Five people have died in Sierra Leone's first confirmed outbreak of the Ebola virus, the World Health Organisation (WHO) said yesterday, signalling a new expansion of the disease that regional officials said had been brought under control.
Ebola, a haemorrhagic fever with a fatality rate of up to 90 per cent, is believed to have killed some 185 people in neighbouring Guinea and Liberia since March in the first deadly appearance of the disease in West Africa.
Previously, several suspected cases of Ebola were recorded in Sierra Leone early on in the West African outbreak, but the people later tested negative for the disease. In a statement posted on its website, the WHO said the outbreak in Sierra Leone was located in an area along the country's border with Guinea's Guéckédou prefecture, where some of the earliest cases of the disease were recorded.

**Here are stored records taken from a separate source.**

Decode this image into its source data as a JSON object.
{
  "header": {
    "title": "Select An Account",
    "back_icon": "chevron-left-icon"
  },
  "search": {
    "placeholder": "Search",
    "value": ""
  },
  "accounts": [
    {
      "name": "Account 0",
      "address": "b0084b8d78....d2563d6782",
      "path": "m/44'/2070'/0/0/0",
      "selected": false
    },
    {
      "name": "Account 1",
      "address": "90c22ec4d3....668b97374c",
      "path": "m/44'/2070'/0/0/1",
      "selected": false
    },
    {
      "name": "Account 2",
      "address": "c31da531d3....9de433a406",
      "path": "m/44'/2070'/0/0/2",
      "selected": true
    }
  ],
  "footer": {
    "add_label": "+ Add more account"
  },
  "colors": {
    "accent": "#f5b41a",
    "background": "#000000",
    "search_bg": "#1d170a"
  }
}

The WHO said it was deploying six experts to the area along with essential supplies.
The West African outbreak spread from a remote corner of Guinea to the capital, Conakry, and into Liberia, causing panic across a region struggling with weak health care systems and porous borders. A total of 258 clinical cases have been recorded in Guinea since the outbreak was first identified as Ebola, including 174 deaths - 95 confirmed, 57 probable and 57 suspected - according to the WHO.

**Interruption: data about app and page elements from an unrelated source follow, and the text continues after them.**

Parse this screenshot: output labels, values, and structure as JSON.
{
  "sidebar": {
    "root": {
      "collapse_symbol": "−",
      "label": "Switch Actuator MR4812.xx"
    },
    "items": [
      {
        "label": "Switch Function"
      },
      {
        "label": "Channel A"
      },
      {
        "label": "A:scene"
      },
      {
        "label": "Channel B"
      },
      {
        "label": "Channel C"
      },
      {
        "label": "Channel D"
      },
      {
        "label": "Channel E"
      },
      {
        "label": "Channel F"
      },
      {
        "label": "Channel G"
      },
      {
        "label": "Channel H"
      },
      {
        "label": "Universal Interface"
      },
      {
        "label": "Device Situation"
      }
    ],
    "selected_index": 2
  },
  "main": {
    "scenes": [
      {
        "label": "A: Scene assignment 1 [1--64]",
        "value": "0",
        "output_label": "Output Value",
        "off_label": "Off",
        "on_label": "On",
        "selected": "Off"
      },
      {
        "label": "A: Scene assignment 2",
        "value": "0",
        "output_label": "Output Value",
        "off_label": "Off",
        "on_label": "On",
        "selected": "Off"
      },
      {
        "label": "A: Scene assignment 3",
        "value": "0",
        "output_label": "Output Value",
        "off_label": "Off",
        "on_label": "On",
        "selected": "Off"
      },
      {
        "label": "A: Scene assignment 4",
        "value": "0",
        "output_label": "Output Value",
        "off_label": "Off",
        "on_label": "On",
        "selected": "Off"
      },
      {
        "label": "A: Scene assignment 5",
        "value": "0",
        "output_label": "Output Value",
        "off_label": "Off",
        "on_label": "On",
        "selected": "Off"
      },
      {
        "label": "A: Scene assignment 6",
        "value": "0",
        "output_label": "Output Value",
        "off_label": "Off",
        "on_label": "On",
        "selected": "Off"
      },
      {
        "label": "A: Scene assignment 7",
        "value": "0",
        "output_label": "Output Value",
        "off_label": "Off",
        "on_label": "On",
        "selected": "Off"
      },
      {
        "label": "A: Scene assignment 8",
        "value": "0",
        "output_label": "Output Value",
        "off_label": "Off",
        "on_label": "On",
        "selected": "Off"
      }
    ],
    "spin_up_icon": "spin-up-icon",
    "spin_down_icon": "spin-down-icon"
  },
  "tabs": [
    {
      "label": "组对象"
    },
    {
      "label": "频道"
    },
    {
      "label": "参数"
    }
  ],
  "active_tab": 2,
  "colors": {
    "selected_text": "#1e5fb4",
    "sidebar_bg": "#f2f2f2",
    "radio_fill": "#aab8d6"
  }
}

No new cases of Ebola have been detected since April 26 in Conakry, where an outbreak could pose the biggest threat of an epidemic due to the city's role as an international travel hub.
However Guinean health officials announced two new confirmed cases on Friday in an area previously untouched by the virus. The disease is thought to have killed 11 people in Liberia.
Ebola is endemic to the Democratic Republic of Congo, Gabon, Uganda and South Sudan, and scientists initially believed that Central Africa's Zaire strain of the disease was responsible for the infections in Guinea and Liberia.
However, researchers later published a study saying the West African outbreak was caused by a new strain of Ebola.
Ebola is one in a handful of diseases that are so deadly and so contagious that they pose a risk to national security, according to the US Centres for Disease Control and Prevention.